(Beginning of DATA SHOWN)
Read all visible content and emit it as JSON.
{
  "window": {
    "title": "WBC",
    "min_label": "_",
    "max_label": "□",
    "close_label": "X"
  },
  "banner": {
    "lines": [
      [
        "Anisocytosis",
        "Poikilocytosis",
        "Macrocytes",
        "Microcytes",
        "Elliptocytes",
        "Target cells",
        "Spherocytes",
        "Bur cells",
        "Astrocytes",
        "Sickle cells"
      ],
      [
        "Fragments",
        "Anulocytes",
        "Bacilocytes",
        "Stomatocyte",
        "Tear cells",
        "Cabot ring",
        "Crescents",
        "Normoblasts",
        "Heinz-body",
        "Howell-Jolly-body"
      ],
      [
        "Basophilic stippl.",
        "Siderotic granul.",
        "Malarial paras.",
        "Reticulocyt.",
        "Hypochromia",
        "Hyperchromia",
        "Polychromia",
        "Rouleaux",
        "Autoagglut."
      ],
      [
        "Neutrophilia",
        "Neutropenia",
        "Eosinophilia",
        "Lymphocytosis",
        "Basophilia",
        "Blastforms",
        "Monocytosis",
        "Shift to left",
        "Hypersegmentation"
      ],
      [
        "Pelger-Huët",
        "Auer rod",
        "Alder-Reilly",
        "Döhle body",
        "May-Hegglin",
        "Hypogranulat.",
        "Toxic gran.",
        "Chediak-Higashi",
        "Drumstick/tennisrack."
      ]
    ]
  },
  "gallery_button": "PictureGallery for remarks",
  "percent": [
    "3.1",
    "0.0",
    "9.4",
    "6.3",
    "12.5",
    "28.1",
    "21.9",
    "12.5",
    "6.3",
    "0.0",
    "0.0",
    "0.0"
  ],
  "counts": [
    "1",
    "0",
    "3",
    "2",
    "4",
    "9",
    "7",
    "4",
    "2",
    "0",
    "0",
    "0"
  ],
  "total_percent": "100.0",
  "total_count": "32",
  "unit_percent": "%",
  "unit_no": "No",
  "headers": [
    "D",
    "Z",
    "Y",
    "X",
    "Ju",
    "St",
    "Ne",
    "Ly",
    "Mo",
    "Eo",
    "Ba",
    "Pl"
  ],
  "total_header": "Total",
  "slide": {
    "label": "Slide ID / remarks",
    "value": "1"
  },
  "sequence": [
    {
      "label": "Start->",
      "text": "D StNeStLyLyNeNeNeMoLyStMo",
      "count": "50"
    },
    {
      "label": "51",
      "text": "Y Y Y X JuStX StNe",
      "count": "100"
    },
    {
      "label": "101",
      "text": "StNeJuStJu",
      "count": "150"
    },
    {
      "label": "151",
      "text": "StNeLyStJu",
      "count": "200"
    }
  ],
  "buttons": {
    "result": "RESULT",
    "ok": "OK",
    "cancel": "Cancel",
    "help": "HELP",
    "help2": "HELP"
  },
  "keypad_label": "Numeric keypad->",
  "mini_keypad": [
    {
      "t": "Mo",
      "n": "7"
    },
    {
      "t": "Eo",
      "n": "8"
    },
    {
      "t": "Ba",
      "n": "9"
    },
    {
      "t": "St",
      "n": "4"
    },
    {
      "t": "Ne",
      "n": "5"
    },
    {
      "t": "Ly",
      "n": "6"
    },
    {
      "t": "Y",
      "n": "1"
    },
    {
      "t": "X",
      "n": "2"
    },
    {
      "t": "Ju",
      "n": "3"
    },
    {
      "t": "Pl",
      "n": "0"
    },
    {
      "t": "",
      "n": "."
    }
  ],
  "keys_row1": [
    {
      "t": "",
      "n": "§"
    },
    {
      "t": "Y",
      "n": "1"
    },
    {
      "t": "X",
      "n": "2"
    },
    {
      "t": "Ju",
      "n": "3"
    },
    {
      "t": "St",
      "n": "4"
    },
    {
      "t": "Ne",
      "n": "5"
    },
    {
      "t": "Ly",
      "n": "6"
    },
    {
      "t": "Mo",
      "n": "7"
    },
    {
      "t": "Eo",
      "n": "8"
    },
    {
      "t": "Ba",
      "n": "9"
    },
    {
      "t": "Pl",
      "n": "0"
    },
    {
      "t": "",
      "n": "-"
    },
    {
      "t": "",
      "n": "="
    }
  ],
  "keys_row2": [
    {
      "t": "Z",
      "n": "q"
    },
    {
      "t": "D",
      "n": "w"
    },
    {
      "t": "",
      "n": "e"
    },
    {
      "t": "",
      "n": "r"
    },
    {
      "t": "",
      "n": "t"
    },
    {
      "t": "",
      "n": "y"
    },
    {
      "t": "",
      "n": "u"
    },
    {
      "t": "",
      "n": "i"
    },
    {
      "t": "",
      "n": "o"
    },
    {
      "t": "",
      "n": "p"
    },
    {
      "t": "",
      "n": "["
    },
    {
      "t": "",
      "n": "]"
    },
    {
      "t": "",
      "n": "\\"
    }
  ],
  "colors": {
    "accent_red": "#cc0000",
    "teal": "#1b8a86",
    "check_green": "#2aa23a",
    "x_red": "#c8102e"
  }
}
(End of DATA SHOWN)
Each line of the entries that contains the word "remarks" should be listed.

• _COMPLETED TASK_
  "gallery_button": "PictureGallery for remarks",
    "label": "Slide ID / remarks",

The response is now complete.